And the inability of the district to find a person to spearhead that committee, former Superintendent Mark Daniel said at the time, was one reason Unit 5 did not go to referendum back in 2019.
A referendum campaign is like any other act of political persuasion. It costs money. Lay said he’s not sure what a campaign would cost today, but it could be $20,000 to $50,000 to fund advertising and direct mail. He said social media was not a prominent feature in the referenda 14 years ago, but would certainly be part of the costs today — costs funded by donations.
“From the community. There are also other groups, some of the employee union groups get involved, the laborers union, and various community-based groups also can participate and contribute,” said Lay.
Timing also is important and can be specific to the district involved. IASB data show districts schedule referenda at various times — during primaries, general elections, even during balloting for nonpartisan municipal contests when turnout tends to be low.
The 2008 referenda happened during a primary election in a presidential year. Then-Superintendent Gary Niehaus said that was a double-edged sword because it cut down on available campaign time.
"We were very concentrated and very quick to get to the issues and the information. The larger turnout, maybe that's better for the voters to know that a larger group of people have supported us on this, and from our vantage point it was scary but worth our effort to have the bigger primary behind us," he said.
That year also featured a lot of Democratic presidential candidates; then-Sen. Barack Obama was one of them. Niehaus acknowledged the large turnout also was younger, and a more Democratic one that can be helpful on an education tax issue.
That is not likely to be the case this time around. Most political analysts predict November balloting will favor Republicans, though how much is in dispute. And speaking generally, Republicans are harder to convince than Democrats of the need for more taxation.

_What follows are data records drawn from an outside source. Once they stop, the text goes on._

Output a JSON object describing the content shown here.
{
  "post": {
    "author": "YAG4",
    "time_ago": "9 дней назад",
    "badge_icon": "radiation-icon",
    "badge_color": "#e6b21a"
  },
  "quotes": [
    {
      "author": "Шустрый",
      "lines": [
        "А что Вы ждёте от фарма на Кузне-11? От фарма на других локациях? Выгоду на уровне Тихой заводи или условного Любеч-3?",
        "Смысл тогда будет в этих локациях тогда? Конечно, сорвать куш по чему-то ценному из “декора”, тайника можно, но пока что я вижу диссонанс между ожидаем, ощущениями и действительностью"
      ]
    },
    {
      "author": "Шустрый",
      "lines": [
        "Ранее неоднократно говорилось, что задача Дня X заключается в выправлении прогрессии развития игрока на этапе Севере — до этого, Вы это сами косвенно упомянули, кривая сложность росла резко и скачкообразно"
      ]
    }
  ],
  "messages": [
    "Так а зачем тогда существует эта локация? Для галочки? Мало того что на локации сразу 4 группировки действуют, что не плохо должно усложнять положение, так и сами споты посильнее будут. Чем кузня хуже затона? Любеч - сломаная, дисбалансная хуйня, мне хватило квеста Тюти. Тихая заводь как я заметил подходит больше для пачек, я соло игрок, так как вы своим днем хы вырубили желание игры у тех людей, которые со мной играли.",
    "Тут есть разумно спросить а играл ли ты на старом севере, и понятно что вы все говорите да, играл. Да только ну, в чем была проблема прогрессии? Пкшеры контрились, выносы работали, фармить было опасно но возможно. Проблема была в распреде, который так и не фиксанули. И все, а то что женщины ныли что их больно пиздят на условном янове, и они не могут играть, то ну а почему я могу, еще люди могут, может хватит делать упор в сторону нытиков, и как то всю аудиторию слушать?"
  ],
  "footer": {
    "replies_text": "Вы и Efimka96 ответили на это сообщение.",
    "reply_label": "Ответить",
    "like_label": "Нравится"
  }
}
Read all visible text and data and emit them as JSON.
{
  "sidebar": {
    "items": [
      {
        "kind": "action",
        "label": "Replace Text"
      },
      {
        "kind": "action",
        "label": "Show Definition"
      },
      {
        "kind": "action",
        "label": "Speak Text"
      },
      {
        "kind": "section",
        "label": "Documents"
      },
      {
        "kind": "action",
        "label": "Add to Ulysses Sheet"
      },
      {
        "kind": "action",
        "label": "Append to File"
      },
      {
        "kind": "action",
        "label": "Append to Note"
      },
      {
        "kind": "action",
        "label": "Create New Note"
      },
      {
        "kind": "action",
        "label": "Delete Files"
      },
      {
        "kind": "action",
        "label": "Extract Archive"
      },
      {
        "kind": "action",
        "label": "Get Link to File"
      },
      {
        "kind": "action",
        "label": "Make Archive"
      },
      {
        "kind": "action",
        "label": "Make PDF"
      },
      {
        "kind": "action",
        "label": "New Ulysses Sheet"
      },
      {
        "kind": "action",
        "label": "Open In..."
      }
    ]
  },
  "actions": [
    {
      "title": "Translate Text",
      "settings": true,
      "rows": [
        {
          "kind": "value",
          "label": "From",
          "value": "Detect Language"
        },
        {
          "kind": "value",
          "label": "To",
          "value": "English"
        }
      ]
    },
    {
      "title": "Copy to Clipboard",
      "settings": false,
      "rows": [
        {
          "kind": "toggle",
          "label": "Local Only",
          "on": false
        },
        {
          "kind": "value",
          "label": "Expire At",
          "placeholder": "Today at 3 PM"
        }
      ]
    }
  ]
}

Such a campaign also can take upwards of a year, though the last one did not. Once Unit 5 ends its community engagement phase on the financial situation of the district in August, the school board will have to decide whether or when to ask voters for help.